"The food from your childhood, the food you grew up with, becomes a part of who you are" - Enrique Olvera
I was lucky enough to grow up with an enormous variety of food. Being half Malaysian, we have 4 cuisines in our country already. Chinese, Malay, Indian, and Nyonya (Straits Chinese). Malaysians are obsessed by food - a friend once commented that he never knew a Malaysian who travelled without food, which is so true - and dinner table conversations can consist entirely about food-related topics for the whole meal - the merits of the particular dishes we are eating and then where the best restaurant can be found to eat something else.
Strangely, I learnt to cook first from my English granny, who taught me to make Yorkshire puddings, beating the batter to within an inch of its life, with the eternal challenge, delightful to a 10 year old, of making it rise high enough to touch the top of the oven. However it was my Malaysian grandma who was the legendary cook and could cook almost anything that I loved as a child - chinese dim sum, curries, steamed fish and all kinds of local specialities. My Grandma really lived to cook and ran the kitchen that fed our extended Chinese household of sometimes as many as 25 people, not including guests who dropped in at will, maybe 50 people at Chinese New Year. So I grew up in a really food-related culture where nothing was too much effort when it came to cooking. We actually sorted individual rice grains to separate the glutinous rice out that made my sister's favourite snack. These delicious sticky blue cakes were dyed with the dried petals of the blue flowers that grew on the wire fence, next to the old marble-topped table that we (the women and children) would sit at, sorting the sack of rice with our index fingers, grain by grain, gossiping. Sometimes I would be there sorting rice and other times sitting in the branches of the spreading nearby guava tree, my orange wood and plastic clogs by the trunk the only thing betraying my presence, picking off the flaking bark and watching the blue flowers and chillies dry in flat woven baskets in the sun on the top of that same table. As well as this Malaysian upbringing and regular visits to my Grandma's house, my family moved all over the world so I have lived in 8 different countries in Europe, Asia and the Middle East, and worked and travelled in many more.
Many of my memories of these exotic places revolve around food - my visits to the Souk in the middle east with my mother, the sight and smells of all those mysterious and colourful piles of spices, and the aromatic arabic coffee I was never allowed to have but was always offered at my father's barbers; the sweet river prawns my mother used to bring home in Jakarta which we would steam and devour, just the two of us; the wonderful sorbets our Sri Lankan cook Ariyadasa showed me how to make with the magic of salt and ice. The frequent Chinese banquets we were invited to where course after course arrived, till I begged to be allowed to leave the table to go and look at the fish and lobsters in the tanks. The way my uncle would drive across town for the best durians, and how my father would never kiss me goodnight after I'd eaten them. The taste of the first fish I ever caught and watching my mother's friend making noodles. Aunty Kim Aik making satay and cutting the sweet juicy rambutans from her tree with scissors attached to a very long pole. My sister's 21st birthday when I took her to Italy and we gorged on real Tuscan "cucina povera" with the market traders every lunchtime till we nearly burst. When I close my eyes, all these sights, sounds, smells and tastes are still right there; they are a part of me. I've gathered recipes from people's kitchens all over the world and we recreate these delicious dishes here in multi-cultural Hackney, somewhere I feel totally at home.

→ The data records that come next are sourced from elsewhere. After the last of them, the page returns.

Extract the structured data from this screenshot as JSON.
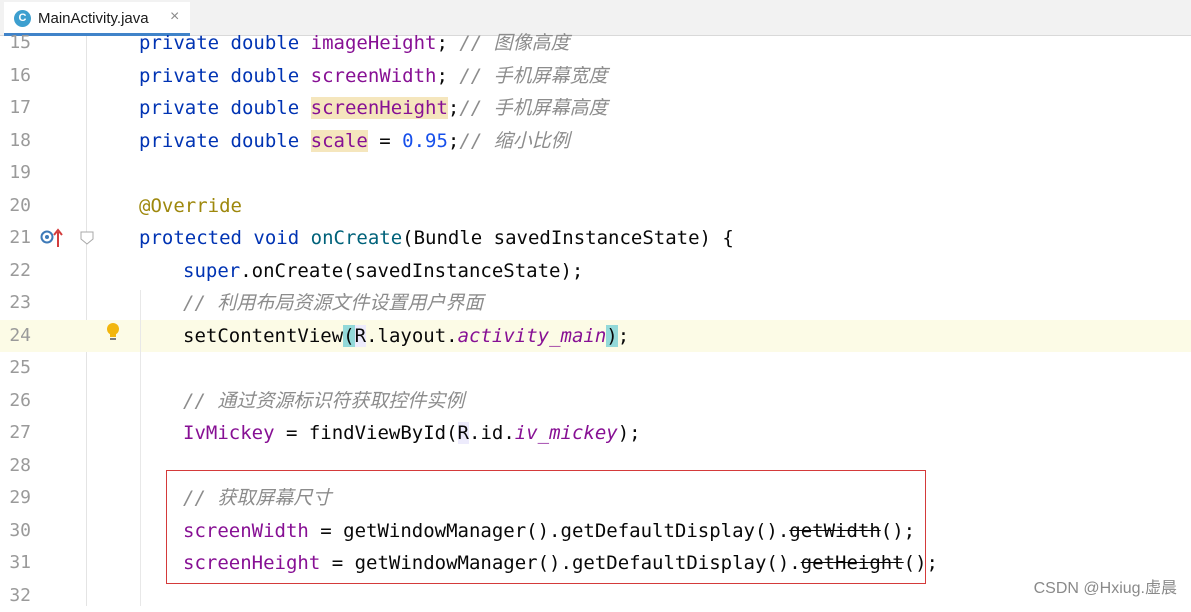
{
  "tab": {
    "icon_letter": "C",
    "file_name": "MainActivity.java",
    "close": "×"
  },
  "editor": {
    "lines": [
      {
        "num": "15",
        "tokens": [
          "private",
          " ",
          "double",
          " ",
          "imageHeight",
          "; ",
          "// 图像高度"
        ]
      },
      {
        "num": "16",
        "tokens": [
          "private",
          " ",
          "double",
          " ",
          "screenWidth",
          "; ",
          "// 手机屏幕宽度"
        ]
      },
      {
        "num": "17",
        "tokens": [
          "private",
          " ",
          "double",
          " ",
          "screenHeight",
          ";",
          "// 手机屏幕高度"
        ]
      },
      {
        "num": "18",
        "tokens": [
          "private",
          " ",
          "double",
          " ",
          "scale",
          " = ",
          "0.95",
          ";",
          "// 缩小比例"
        ]
      },
      {
        "num": "19",
        "tokens": []
      },
      {
        "num": "20",
        "tokens": [
          "@Override"
        ]
      },
      {
        "num": "21",
        "tokens": [
          "protected",
          " ",
          "void",
          " ",
          "onCreate",
          "(Bundle savedInstanceState) {"
        ]
      },
      {
        "num": "22",
        "tokens": [
          "super",
          ".onCreate(savedInstanceState);"
        ]
      },
      {
        "num": "23",
        "tokens": [
          "// 利用布局资源文件设置用户界面"
        ]
      },
      {
        "num": "24",
        "tokens": [
          "setContentView",
          "(",
          "R",
          ".layout.",
          "activity_main",
          ")",
          ";"
        ]
      },
      {
        "num": "25",
        "tokens": []
      },
      {
        "num": "26",
        "tokens": [
          "// 通过资源标识符获取控件实例"
        ]
      },
      {
        "num": "27",
        "tokens": [
          "IvMickey",
          " = findViewById(",
          "R",
          ".id.",
          "iv_mickey",
          ");"
        ]
      },
      {
        "num": "28",
        "tokens": []
      },
      {
        "num": "29",
        "tokens": [
          "// 获取屏幕尺寸"
        ]
      },
      {
        "num": "30",
        "tokens": [
          "screenWidth",
          " = getWindowManager().getDefaultDisplay().",
          "getWidth",
          "();"
        ]
      },
      {
        "num": "31",
        "tokens": [
          "screenHeight",
          " = getWindowManager().getDefaultDisplay().",
          "getHeight",
          "();"
        ]
      },
      {
        "num": "32",
        "tokens": []
      }
    ]
  },
  "gutter_icons": {
    "line21": [
      "override-marker-icon",
      "go-to-super-arrow-icon",
      "fold-icon"
    ],
    "line24": [
      "intention-bulb-icon"
    ]
  },
  "watermark": "CSDN @Hxiug.虚晨"
}
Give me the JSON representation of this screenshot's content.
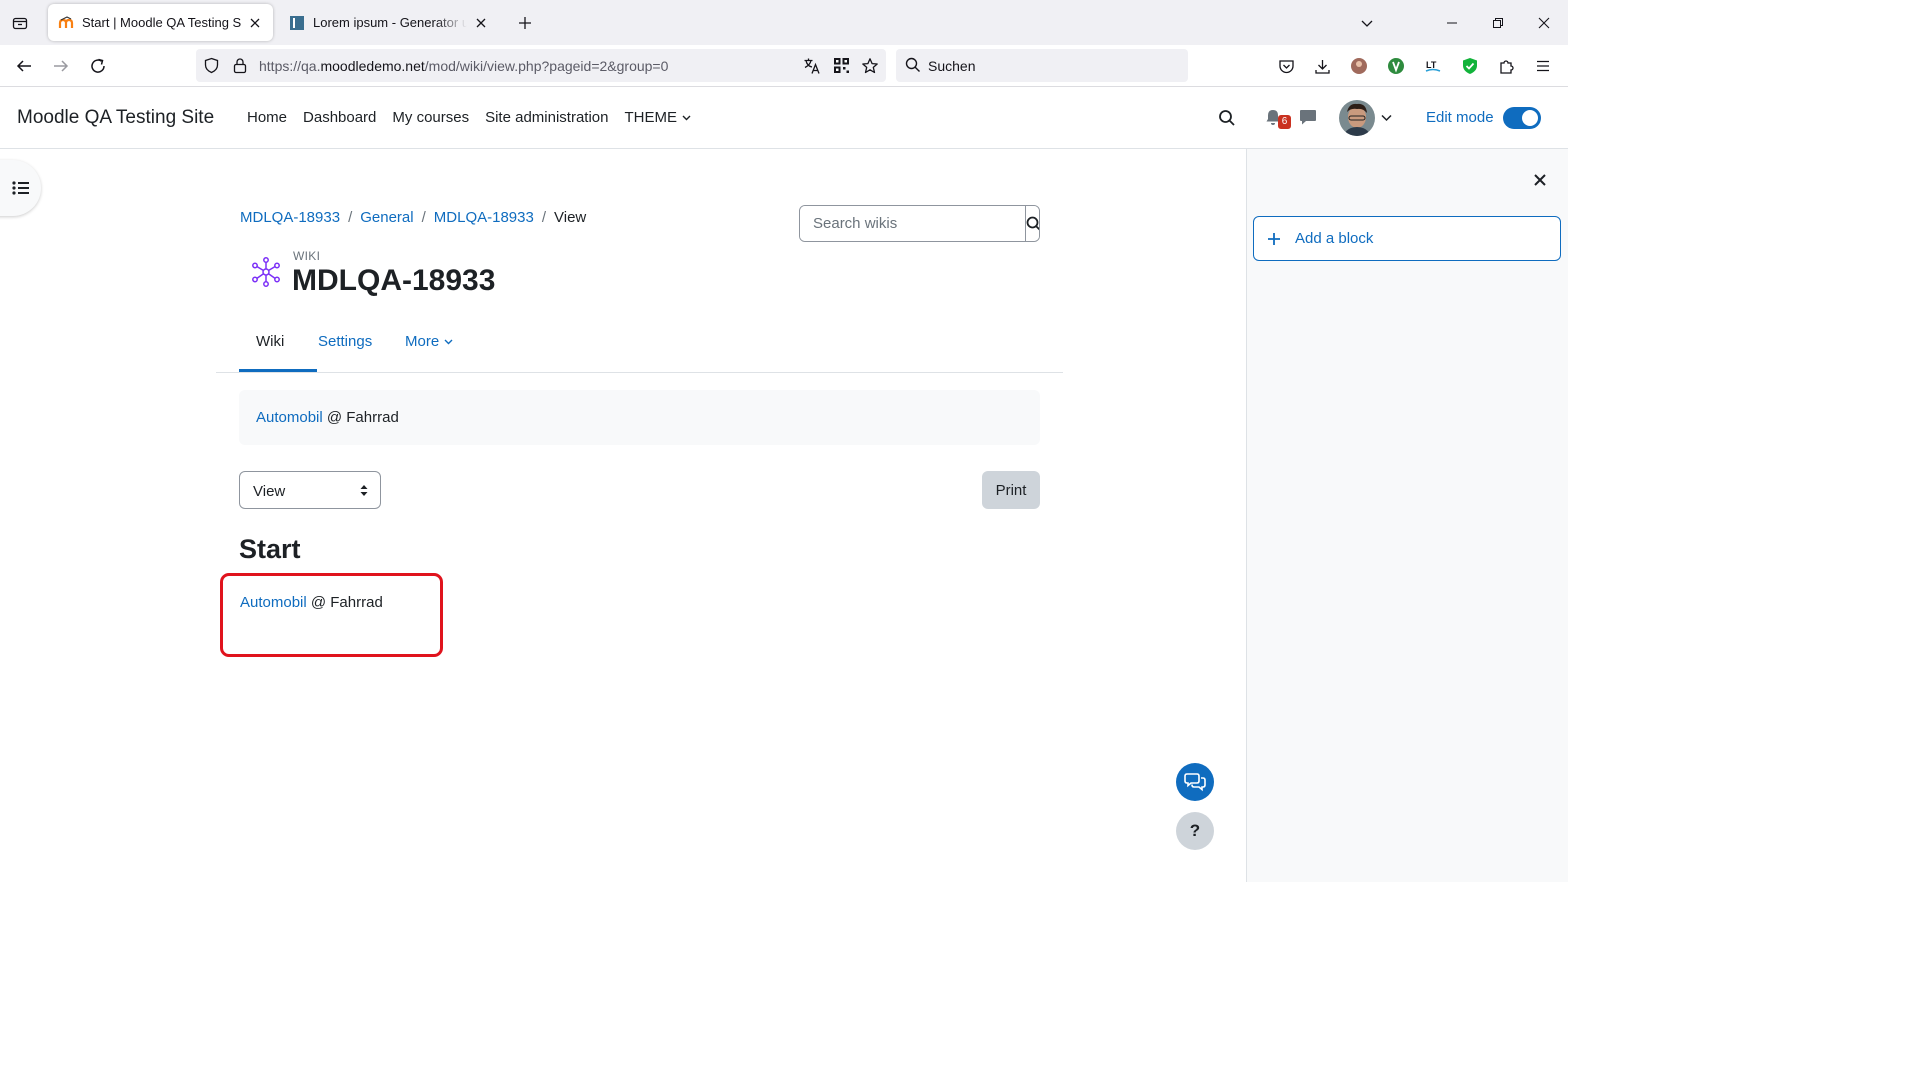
{
  "browser": {
    "tabs": [
      {
        "title": "Start | Moodle QA Testing Site",
        "active": true
      },
      {
        "title": "Lorem ipsum - Generator und Info",
        "active": false
      }
    ],
    "url_prefix": "https://qa.",
    "url_domain": "moodledemo.net",
    "url_path": "/mod/wiki/view.php?pageid=2&group=0",
    "search_placeholder": "Suchen"
  },
  "header": {
    "site_name": "Moodle QA Testing Site",
    "nav": [
      "Home",
      "Dashboard",
      "My courses",
      "Site administration",
      "THEME"
    ],
    "notification_count": "6",
    "edit_mode_label": "Edit mode",
    "edit_mode_on": true
  },
  "breadcrumb": {
    "items": [
      "MDLQA-18933",
      "General",
      "MDLQA-18933"
    ],
    "current": "View",
    "separator": "/"
  },
  "search": {
    "placeholder": "Search wikis"
  },
  "page": {
    "module_label": "WIKI",
    "title": "MDLQA-18933",
    "tabs": [
      "Wiki",
      "Settings",
      "More"
    ],
    "active_tab": "Wiki"
  },
  "nav_box": {
    "link": "Automobil",
    "rest": " @ Fahrrad"
  },
  "controls": {
    "view_select": "View",
    "print_label": "Print"
  },
  "wiki": {
    "heading": "Start",
    "link": "Automobil",
    "rest": " @ Fahrrad"
  },
  "drawer": {
    "add_block_label": "Add a block"
  },
  "help": {
    "label": "?"
  },
  "colors": {
    "link": "#0f6cbf",
    "annotation": "#e0131d",
    "wiki_icon": "#7b2ff7"
  }
}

This is what we would call a small family meal
This is why we cook so many cuisines at Parkholme Supper Club. Those that we don't know how to cook, we get expert guest chefs. People come because they can feel and taste the love the food is cooked with, often tried and tested recipes handed down through generations. And they have a wonderful time.
Below is a video made by my friend Manu Roig, for "Britain in a Day" a Ridley Scott project that has been commissioned for the Cultural Olympiad. It is of my mother and I, and my friend Louise, cooking for Nyonya night. My father is also enjoying the food. My only complaint about this video is that my mother had cooked half the food well in advance so the kitchen looks distinctly less manic than it usually does for a supper club! But if you have 15 mins then you can take a look.